Temporary locker lock solutions include multi-user combination locks, user programmable pushbutton locks, and user programmable keypad locks.
For your handicap accessible lockers, you will need a different lock solution. The ADA requires locks to be operable with one hand, not require tight grasping, pinching or twisting of the wrist to operate, and cannot require a force of more than 5lb to activate or operate.
7. Locker Room Seating & Amenities
Your locker room seating and amenities will add comfort and functionality to your locker room. You can choose from solid natural wood benches, metal stools with wood tops, plastic laminate seats, and more. It’s important that your locker room seating matches or compliments your lockers. You must also have at least 1 ADA compliant locker room bench.
The ADA Accessibility Guideline 4.37 states that:
- Benches shall have back support that is 42 inches (1065 mm) minimum in length and that extends from a point 2 inches (51 mm) maximum above the seat to a point 18 inches (455 mm) minimum above the seat
- Benches shall be fixed and shall have seats that are 20 inches (510 mm) minimum to 24 inches (610 mm) maximum in depth and 42 inches (1065 mm) minimum in length.
- A minimum of 30” clear floor or ground space shall be provided and shall be positioned for parallel approach to a short end of a bench seat.
Grooming stations are also an added bonus to your guests.
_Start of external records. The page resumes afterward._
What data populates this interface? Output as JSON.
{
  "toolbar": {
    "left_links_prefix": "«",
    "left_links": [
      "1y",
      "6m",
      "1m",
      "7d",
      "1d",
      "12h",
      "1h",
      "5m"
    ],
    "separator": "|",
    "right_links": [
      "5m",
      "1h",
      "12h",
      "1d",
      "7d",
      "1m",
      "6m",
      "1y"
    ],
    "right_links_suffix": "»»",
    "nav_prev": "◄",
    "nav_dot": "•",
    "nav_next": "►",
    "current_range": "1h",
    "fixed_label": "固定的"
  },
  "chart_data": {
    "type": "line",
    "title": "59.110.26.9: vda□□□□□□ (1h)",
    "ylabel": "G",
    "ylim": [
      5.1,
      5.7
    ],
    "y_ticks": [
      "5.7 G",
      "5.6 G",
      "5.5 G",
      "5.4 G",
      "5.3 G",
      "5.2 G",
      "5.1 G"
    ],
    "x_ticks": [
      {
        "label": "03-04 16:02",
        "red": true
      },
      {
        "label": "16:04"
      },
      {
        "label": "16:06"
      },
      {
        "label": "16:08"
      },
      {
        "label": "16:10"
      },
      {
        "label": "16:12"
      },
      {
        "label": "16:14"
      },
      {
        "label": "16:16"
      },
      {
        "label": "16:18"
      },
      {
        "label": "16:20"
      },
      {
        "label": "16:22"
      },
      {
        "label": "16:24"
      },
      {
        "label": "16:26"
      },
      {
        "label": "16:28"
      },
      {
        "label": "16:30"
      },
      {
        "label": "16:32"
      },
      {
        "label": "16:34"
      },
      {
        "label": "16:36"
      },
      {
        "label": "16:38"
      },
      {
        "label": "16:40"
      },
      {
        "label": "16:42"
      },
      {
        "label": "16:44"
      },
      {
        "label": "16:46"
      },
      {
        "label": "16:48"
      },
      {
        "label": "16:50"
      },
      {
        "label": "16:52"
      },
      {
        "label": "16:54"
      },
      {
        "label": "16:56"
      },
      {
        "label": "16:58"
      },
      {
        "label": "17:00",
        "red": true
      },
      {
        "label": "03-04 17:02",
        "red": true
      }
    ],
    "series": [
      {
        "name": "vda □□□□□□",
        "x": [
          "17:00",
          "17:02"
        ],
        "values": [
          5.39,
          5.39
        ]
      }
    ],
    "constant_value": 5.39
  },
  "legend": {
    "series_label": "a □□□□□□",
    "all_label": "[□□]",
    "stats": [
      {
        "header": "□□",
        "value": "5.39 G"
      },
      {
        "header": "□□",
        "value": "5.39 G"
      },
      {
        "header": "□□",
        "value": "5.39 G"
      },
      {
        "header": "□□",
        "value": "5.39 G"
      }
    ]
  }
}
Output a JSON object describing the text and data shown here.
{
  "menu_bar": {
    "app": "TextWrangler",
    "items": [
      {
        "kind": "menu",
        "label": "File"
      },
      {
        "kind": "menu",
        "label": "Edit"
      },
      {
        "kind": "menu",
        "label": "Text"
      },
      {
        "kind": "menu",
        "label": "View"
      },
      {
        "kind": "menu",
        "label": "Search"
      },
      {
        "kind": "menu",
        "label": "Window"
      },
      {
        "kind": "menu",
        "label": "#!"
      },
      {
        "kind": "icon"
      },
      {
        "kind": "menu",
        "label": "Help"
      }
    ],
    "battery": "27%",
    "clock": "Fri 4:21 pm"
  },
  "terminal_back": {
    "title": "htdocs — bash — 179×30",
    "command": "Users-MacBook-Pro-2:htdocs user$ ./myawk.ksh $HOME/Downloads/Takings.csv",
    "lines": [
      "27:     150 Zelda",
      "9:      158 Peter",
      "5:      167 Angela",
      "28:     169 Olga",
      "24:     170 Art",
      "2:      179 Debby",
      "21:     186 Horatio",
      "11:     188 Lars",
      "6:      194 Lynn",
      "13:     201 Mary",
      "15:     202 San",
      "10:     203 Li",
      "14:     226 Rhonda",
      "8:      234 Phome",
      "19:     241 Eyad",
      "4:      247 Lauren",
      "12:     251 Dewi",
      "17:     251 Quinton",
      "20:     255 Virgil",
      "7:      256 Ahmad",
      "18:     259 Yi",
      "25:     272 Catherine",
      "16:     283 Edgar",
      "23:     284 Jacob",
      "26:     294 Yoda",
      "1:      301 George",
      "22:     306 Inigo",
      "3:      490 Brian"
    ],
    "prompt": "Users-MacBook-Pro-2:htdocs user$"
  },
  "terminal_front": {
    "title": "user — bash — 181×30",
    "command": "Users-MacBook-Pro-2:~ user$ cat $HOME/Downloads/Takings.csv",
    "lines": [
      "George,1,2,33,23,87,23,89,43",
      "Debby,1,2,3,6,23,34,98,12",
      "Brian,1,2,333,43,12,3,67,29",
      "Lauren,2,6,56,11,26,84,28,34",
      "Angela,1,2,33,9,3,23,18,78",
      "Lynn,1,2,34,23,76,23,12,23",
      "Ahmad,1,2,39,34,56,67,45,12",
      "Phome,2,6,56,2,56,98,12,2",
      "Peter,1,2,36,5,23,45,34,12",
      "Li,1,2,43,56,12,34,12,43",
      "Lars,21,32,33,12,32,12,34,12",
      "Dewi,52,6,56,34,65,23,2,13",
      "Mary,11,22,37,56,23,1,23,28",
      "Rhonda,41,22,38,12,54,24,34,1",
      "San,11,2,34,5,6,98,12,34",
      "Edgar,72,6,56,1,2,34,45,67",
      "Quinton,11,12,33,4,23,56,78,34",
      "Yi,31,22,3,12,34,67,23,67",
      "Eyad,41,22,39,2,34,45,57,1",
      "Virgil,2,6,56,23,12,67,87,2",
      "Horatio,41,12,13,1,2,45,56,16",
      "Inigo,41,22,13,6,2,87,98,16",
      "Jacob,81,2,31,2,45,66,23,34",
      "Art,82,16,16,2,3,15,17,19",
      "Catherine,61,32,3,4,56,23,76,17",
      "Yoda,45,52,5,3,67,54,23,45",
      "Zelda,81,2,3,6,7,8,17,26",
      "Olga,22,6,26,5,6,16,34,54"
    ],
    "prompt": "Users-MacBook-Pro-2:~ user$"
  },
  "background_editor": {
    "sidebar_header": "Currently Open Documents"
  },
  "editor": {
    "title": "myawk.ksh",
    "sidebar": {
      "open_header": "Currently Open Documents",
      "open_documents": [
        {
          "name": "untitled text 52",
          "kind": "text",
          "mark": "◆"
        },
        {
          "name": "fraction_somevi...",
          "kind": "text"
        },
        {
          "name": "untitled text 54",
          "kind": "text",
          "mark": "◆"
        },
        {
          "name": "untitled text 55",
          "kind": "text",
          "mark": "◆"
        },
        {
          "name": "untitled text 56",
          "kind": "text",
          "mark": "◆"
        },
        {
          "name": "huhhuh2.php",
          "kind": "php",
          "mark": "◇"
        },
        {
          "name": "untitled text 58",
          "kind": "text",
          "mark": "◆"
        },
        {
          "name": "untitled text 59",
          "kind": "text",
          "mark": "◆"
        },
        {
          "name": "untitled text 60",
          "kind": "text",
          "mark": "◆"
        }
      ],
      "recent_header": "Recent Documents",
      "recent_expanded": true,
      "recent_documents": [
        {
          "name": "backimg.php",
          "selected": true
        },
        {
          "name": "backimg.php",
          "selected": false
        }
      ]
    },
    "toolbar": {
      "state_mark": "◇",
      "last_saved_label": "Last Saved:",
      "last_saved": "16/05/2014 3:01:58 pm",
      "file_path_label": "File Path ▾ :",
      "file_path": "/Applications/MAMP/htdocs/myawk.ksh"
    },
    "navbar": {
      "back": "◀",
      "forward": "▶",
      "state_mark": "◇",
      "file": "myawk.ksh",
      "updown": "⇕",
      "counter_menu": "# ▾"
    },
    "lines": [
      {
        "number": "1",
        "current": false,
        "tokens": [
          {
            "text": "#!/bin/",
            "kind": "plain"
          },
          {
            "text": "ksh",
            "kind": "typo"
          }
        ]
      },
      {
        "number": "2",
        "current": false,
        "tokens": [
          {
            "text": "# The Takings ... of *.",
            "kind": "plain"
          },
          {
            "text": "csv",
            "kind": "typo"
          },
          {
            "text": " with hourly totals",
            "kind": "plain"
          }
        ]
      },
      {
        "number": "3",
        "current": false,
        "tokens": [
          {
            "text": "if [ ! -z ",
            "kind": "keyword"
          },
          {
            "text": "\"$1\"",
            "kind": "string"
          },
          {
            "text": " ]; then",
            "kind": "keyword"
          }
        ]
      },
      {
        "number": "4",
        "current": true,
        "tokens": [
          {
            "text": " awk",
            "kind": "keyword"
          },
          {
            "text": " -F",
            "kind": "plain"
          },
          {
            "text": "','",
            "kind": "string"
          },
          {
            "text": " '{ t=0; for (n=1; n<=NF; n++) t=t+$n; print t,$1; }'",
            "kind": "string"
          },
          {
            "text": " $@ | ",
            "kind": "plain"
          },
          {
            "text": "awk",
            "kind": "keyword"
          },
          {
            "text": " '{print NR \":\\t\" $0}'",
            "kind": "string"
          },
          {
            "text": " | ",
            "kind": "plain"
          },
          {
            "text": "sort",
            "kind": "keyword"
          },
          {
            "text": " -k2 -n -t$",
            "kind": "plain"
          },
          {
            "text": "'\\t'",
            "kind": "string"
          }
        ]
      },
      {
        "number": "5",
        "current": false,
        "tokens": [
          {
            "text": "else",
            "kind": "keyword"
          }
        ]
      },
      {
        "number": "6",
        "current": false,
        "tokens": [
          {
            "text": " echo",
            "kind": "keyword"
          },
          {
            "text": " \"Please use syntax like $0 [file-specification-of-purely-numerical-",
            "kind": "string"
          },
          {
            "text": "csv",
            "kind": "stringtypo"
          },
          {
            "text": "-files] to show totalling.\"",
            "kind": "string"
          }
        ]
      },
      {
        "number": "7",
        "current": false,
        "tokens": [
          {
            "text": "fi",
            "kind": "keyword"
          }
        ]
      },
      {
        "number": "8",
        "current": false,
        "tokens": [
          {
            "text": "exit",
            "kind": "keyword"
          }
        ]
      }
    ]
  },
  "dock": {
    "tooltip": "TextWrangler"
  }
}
With a mirror and lighting, it’s perfect to fix hair and get cleaned up after a shower or work out. It also provides additional storage space within your locker room.